Data entries:

▼

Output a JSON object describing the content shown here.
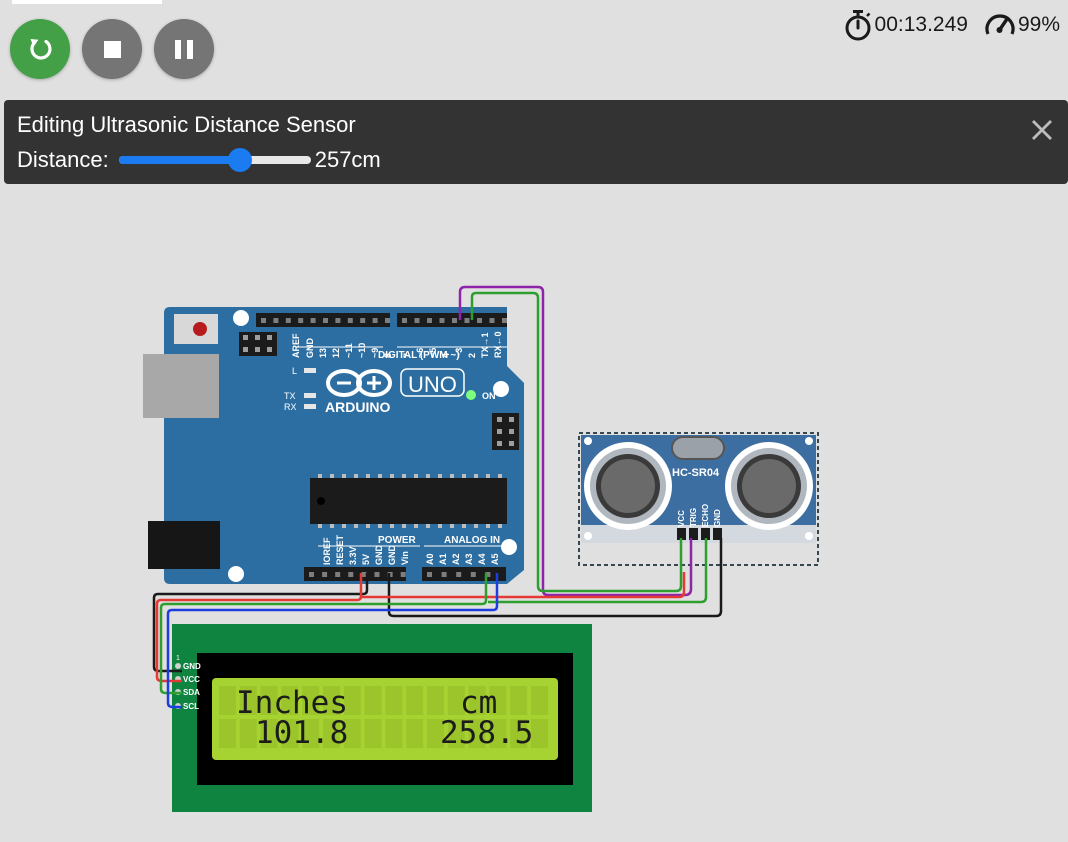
{
  "toolbar": {
    "restart_icon": "restart-icon",
    "stop_icon": "stop-icon",
    "pause_icon": "pause-icon"
  },
  "status": {
    "timer": "00:13.249",
    "speed": "99%"
  },
  "editor": {
    "title": "Editing Ultrasonic Distance Sensor",
    "distance_label": "Distance:",
    "distance_value": "257cm",
    "slider_fraction": 0.63
  },
  "board": {
    "brand": "ARDUINO",
    "model": "UNO",
    "digital_header": "DIGITAL (PWM ~)",
    "power_header": "POWER",
    "analog_header": "ANALOG IN",
    "led_l": "L",
    "led_tx": "TX",
    "led_rx": "RX",
    "on_label": "ON",
    "digital_pins": [
      "AREF",
      "GND",
      "13",
      "12",
      "~11",
      "~10",
      "~9",
      "8",
      "7",
      "~6",
      "~5",
      "4",
      "~3",
      "2",
      "TX→1",
      "RX←0"
    ],
    "power_pins": [
      "IOREF",
      "RESET",
      "3.3V",
      "5V",
      "GND",
      "GND",
      "Vin"
    ],
    "analog_pins": [
      "A0",
      "A1",
      "A2",
      "A3",
      "A4",
      "A5"
    ]
  },
  "sensor": {
    "model": "HC-SR04",
    "pins": [
      "VCC",
      "TRIG",
      "ECHO",
      "GND"
    ]
  },
  "lcd": {
    "pin_number": "1",
    "pins": [
      "GND",
      "VCC",
      "SDA",
      "SCL"
    ],
    "line1_left": "Inches",
    "line1_right": "cm",
    "line2_left": "101.8",
    "line2_right": "258.5"
  }
}
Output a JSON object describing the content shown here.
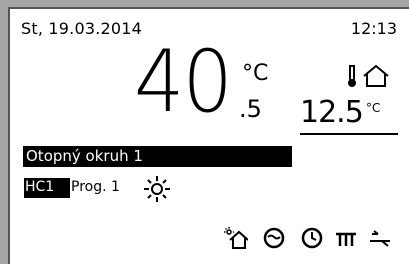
{
  "header": {
    "date": "St, 19.03.2014",
    "time": "12:13"
  },
  "room": {
    "temp_whole": "40",
    "temp_unit": "°C",
    "temp_decimal": ".5"
  },
  "outdoor": {
    "icon": "thermometer-house-icon",
    "temp": "12.5",
    "unit": "°C"
  },
  "circuit": {
    "name": "Otopný okruh 1"
  },
  "program": {
    "hc": "HC1",
    "label": "Prog. 1",
    "mode_icon": "sun-icon"
  },
  "bottom_icons": [
    "solar-house-icon",
    "hot-water-icon",
    "clock-icon",
    "radiator-icon",
    "ventilation-icon"
  ]
}
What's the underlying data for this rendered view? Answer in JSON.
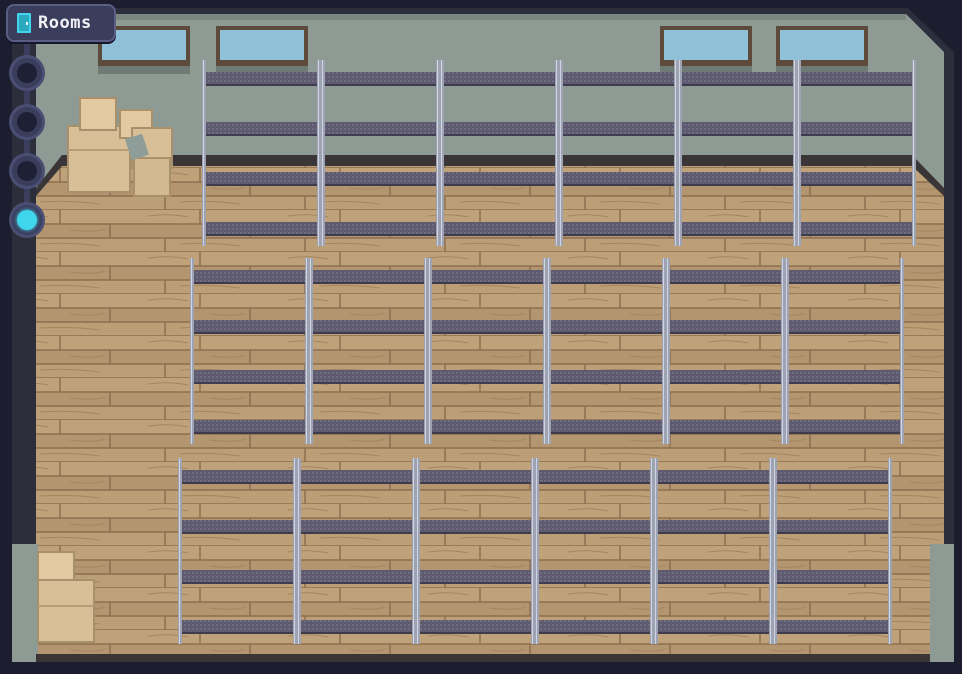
{
  "rooms_button": {
    "label": "Rooms",
    "icon": "door-icon"
  },
  "room_selector": {
    "node_count": 4,
    "active_index": 3
  },
  "colors": {
    "accent": "#3fd6ec",
    "panel": "#3a3d5c",
    "wall": "#8e9a94",
    "floor": "#b99c74",
    "shelf_bar": "#5e5a70"
  },
  "warehouse": {
    "shelf_rows": 3,
    "shelves_per_row": 6,
    "windows": 4,
    "box_stacks": 2
  }
}
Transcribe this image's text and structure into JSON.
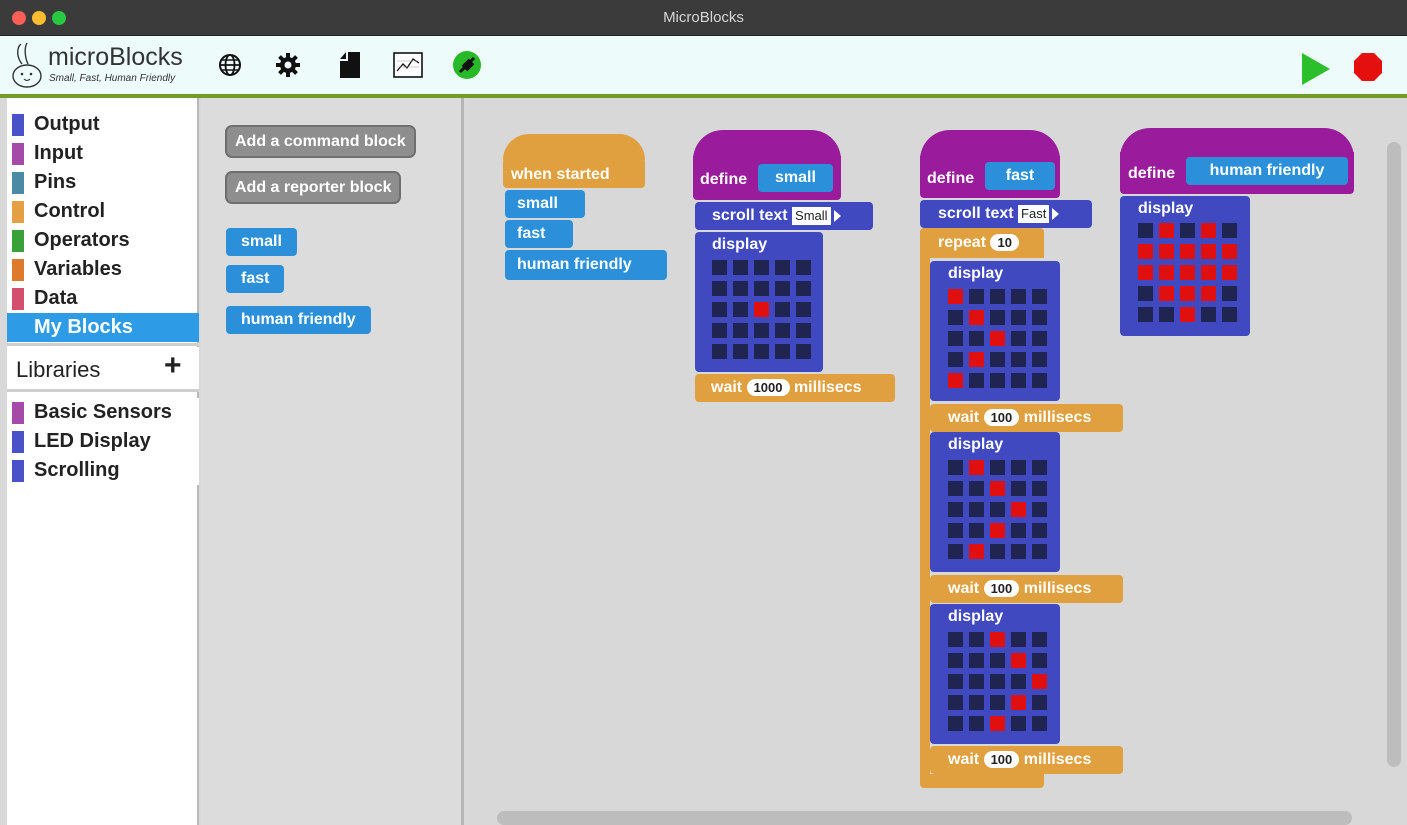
{
  "window": {
    "title": "MicroBlocks"
  },
  "toolbar": {
    "logo_title": "microBlocks",
    "logo_tagline": "Small, Fast, Human Friendly",
    "icons": [
      "globe-icon",
      "gear-icon",
      "file-icon",
      "graph-icon",
      "usb-connected-icon"
    ],
    "go_label": "go",
    "stop_label": "stop"
  },
  "categories": [
    {
      "label": "Output",
      "color": "#4a52c7"
    },
    {
      "label": "Input",
      "color": "#a44aa8"
    },
    {
      "label": "Pins",
      "color": "#4a8aa3"
    },
    {
      "label": "Control",
      "color": "#e3a042"
    },
    {
      "label": "Operators",
      "color": "#3aa13a"
    },
    {
      "label": "Variables",
      "color": "#dd7a2c"
    },
    {
      "label": "Data",
      "color": "#d34f6d"
    },
    {
      "label": "My Blocks",
      "color": "#2e9be6"
    }
  ],
  "libraries": {
    "header": "Libraries",
    "add": "+",
    "items": [
      {
        "label": "Basic Sensors",
        "color": "#a44aa8"
      },
      {
        "label": "LED Display",
        "color": "#4a52c7"
      },
      {
        "label": "Scrolling",
        "color": "#4a52c7"
      }
    ]
  },
  "palette": {
    "add_command": "Add a command block",
    "add_reporter": "Add a reporter block",
    "blocks": [
      "small",
      "fast",
      "human friendly"
    ]
  },
  "scripts": {
    "main": {
      "hat": "when started",
      "calls": [
        "small",
        "fast",
        "human friendly"
      ]
    },
    "small": {
      "define": "define",
      "name": "small",
      "scroll": "scroll text",
      "scroll_value": "Small",
      "display": "display",
      "grid": [
        [
          0,
          0,
          0,
          0,
          0
        ],
        [
          0,
          0,
          0,
          0,
          0
        ],
        [
          0,
          0,
          1,
          0,
          0
        ],
        [
          0,
          0,
          0,
          0,
          0
        ],
        [
          0,
          0,
          0,
          0,
          0
        ]
      ],
      "wait": "wait",
      "wait_value": "1000",
      "wait_unit": "millisecs"
    },
    "fast": {
      "define": "define",
      "name": "fast",
      "scroll": "scroll text",
      "scroll_value": "Fast",
      "repeat": "repeat",
      "repeat_value": "10",
      "displays": [
        {
          "label": "display",
          "grid": [
            [
              1,
              0,
              0,
              0,
              0
            ],
            [
              0,
              1,
              0,
              0,
              0
            ],
            [
              0,
              0,
              1,
              0,
              0
            ],
            [
              0,
              1,
              0,
              0,
              0
            ],
            [
              1,
              0,
              0,
              0,
              0
            ]
          ],
          "wait": "wait",
          "wait_value": "100",
          "wait_unit": "millisecs"
        },
        {
          "label": "display",
          "grid": [
            [
              0,
              1,
              0,
              0,
              0
            ],
            [
              0,
              0,
              1,
              0,
              0
            ],
            [
              0,
              0,
              0,
              1,
              0
            ],
            [
              0,
              0,
              1,
              0,
              0
            ],
            [
              0,
              1,
              0,
              0,
              0
            ]
          ],
          "wait": "wait",
          "wait_value": "100",
          "wait_unit": "millisecs"
        },
        {
          "label": "display",
          "grid": [
            [
              0,
              0,
              1,
              0,
              0
            ],
            [
              0,
              0,
              0,
              1,
              0
            ],
            [
              0,
              0,
              0,
              0,
              1
            ],
            [
              0,
              0,
              0,
              1,
              0
            ],
            [
              0,
              0,
              1,
              0,
              0
            ]
          ],
          "wait": "wait",
          "wait_value": "100",
          "wait_unit": "millisecs"
        }
      ]
    },
    "human_friendly": {
      "define": "define",
      "name": "human friendly",
      "display": "display",
      "grid": [
        [
          0,
          1,
          0,
          1,
          0
        ],
        [
          1,
          1,
          1,
          1,
          1
        ],
        [
          1,
          1,
          1,
          1,
          1
        ],
        [
          0,
          1,
          1,
          1,
          0
        ],
        [
          0,
          0,
          1,
          0,
          0
        ]
      ]
    }
  }
}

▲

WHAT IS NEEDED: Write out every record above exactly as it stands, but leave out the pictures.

OUTPUT OF THE EXERCISE:
Output a JSON object describing the content shown here.
{
  "toolbar": {
    "restart_icon": "restart-icon",
    "stop_icon": "stop-icon",
    "pause_icon": "pause-icon"
  },
  "status": {
    "timer": "00:13.249",
    "speed": "99%"
  },
  "editor": {
    "title": "Editing Ultrasonic Distance Sensor",
    "distance_label": "Distance:",
    "distance_value": "257cm",
    "slider_fraction": 0.63
  },
  "board": {
    "brand": "ARDUINO",
    "model": "UNO",
    "digital_header": "DIGITAL (PWM ~)",
    "power_header": "POWER",
    "analog_header": "ANALOG IN",
    "led_l": "L",
    "led_tx": "TX",
    "led_rx": "RX",
    "on_label": "ON",
    "digital_pins": [
      "AREF",
      "GND",
      "13",
      "12",
      "~11",
      "~10",
      "~9",
      "8",
      "7",
      "~6",
      "~5",
      "4",
      "~3",
      "2",
      "TX→1",
      "RX←0"
    ],
    "power_pins": [
      "IOREF",
      "RESET",
      "3.3V",
      "5V",
      "GND",
      "GND",
      "Vin"
    ],
    "analog_pins": [
      "A0",
      "A1",
      "A2",
      "A3",
      "A4",
      "A5"
    ]
  },
  "sensor": {
    "model": "HC-SR04",
    "pins": [
      "VCC",
      "TRIG",
      "ECHO",
      "GND"
    ]
  },
  "lcd": {
    "pin_number": "1",
    "pins": [
      "GND",
      "VCC",
      "SDA",
      "SCL"
    ],
    "line1_left": "Inches",
    "line1_right": "cm",
    "line2_left": "101.8",
    "line2_right": "258.5"
  }
}
Output a JSON object describing the content shown here.
{
  "header": {
    "date": "St, 19.03.2014",
    "time": "12:13"
  },
  "room": {
    "temp_whole": "40",
    "temp_unit": "°C",
    "temp_decimal": ".5"
  },
  "outdoor": {
    "icon": "thermometer-house-icon",
    "temp": "12.5",
    "unit": "°C"
  },
  "circuit": {
    "name": "Otopný okruh 1"
  },
  "program": {
    "hc": "HC1",
    "label": "Prog. 1",
    "mode_icon": "sun-icon"
  },
  "bottom_icons": [
    "solar-house-icon",
    "hot-water-icon",
    "clock-icon",
    "radiator-icon",
    "ventilation-icon"
  ]
}
What's the underlying data for this rendered view? Answer in JSON.
{
  "rooms_button": {
    "label": "Rooms",
    "icon": "door-icon"
  },
  "room_selector": {
    "node_count": 4,
    "active_index": 3
  },
  "colors": {
    "accent": "#3fd6ec",
    "panel": "#3a3d5c",
    "wall": "#8e9a94",
    "floor": "#b99c74",
    "shelf_bar": "#5e5a70"
  },
  "warehouse": {
    "shelf_rows": 3,
    "shelves_per_row": 6,
    "windows": 4,
    "box_stacks": 2
  }
}
Transcribe this image's text and structure into JSON.
{
  "window": {
    "title": "MicroBlocks"
  },
  "toolbar": {
    "logo_title": "microBlocks",
    "logo_tagline": "Small, Fast, Human Friendly",
    "icons": [
      "globe-icon",
      "gear-icon",
      "file-icon",
      "graph-icon",
      "usb-connected-icon"
    ],
    "go_label": "go",
    "stop_label": "stop"
  },
  "categories": [
    {
      "label": "Output",
      "color": "#4a52c7"
    },
    {
      "label": "Input",
      "color": "#a44aa8"
    },
    {
      "label": "Pins",
      "color": "#4a8aa3"
    },
    {
      "label": "Control",
      "color": "#e3a042"
    },
    {
      "label": "Operators",
      "color": "#3aa13a"
    },
    {
      "label": "Variables",
      "color": "#dd7a2c"
    },
    {
      "label": "Data",
      "color": "#d34f6d"
    },
    {
      "label": "My Blocks",
      "color": "#2e9be6"
    }
  ],
  "libraries": {
    "header": "Libraries",
    "add": "+",
    "items": [
      {
        "label": "Basic Sensors",
        "color": "#a44aa8"
      },
      {
        "label": "LED Display",
        "color": "#4a52c7"
      },
      {
        "label": "Scrolling",
        "color": "#4a52c7"
      }
    ]
  },
  "palette": {
    "add_command": "Add a command block",
    "add_reporter": "Add a reporter block",
    "blocks": [
      "small",
      "fast",
      "human friendly"
    ]
  },
  "scripts": {
    "main": {
      "hat": "when started",
      "calls": [
        "small",
        "fast",
        "human friendly"
      ]
    },
    "small": {
      "define": "define",
      "name": "small",
      "scroll": "scroll text",
      "scroll_value": "Small",
      "display": "display",
      "grid": [
        [
          0,
          0,
          0,
          0,
          0
        ],
        [
          0,
          0,
          0,
          0,
          0
        ],
        [
          0,
          0,
          1,
          0,
          0
        ],
        [
          0,
          0,
          0,
          0,
          0
        ],
        [
          0,
          0,
          0,
          0,
          0
        ]
      ],
      "wait": "wait",
      "wait_value": "1000",
      "wait_unit": "millisecs"
    },
    "fast": {
      "define": "define",
      "name": "fast",
      "scroll": "scroll text",
      "scroll_value": "Fast",
      "repeat": "repeat",
      "repeat_value": "10",
      "displays": [
        {
          "label": "display",
          "grid": [
            [
              1,
              0,
              0,
              0,
              0
            ],
            [
              0,
              1,
              0,
              0,
              0
            ],
            [
              0,
              0,
              1,
              0,
              0
            ],
            [
              0,
              1,
              0,
              0,
              0
            ],
            [
              1,
              0,
              0,
              0,
              0
            ]
          ],
          "wait": "wait",
          "wait_value": "100",
          "wait_unit": "millisecs"
        },
        {
          "label": "display",
          "grid": [
            [
              0,
              1,
              0,
              0,
              0
            ],
            [
              0,
              0,
              1,
              0,
              0
            ],
            [
              0,
              0,
              0,
              1,
              0
            ],
            [
              0,
              0,
              1,
              0,
              0
            ],
            [
              0,
              1,
              0,
              0,
              0
            ]
          ],
          "wait": "wait",
          "wait_value": "100",
          "wait_unit": "millisecs"
        },
        {
          "label": "display",
          "grid": [
            [
              0,
              0,
              1,
              0,
              0
            ],
            [
              0,
              0,
              0,
              1,
              0
            ],
            [
              0,
              0,
              0,
              0,
              1
            ],
            [
              0,
              0,
              0,
              1,
              0
            ],
            [
              0,
              0,
              1,
              0,
              0
            ]
          ],
          "wait": "wait",
          "wait_value": "100",
          "wait_unit": "millisecs"
        }
      ]
    },
    "human_friendly": {
      "define": "define",
      "name": "human friendly",
      "display": "display",
      "grid": [
        [
          0,
          1,
          0,
          1,
          0
        ],
        [
          1,
          1,
          1,
          1,
          1
        ],
        [
          1,
          1,
          1,
          1,
          1
        ],
        [
          0,
          1,
          1,
          1,
          0
        ],
        [
          0,
          0,
          1,
          0,
          0
        ]
      ]
    }
  }
}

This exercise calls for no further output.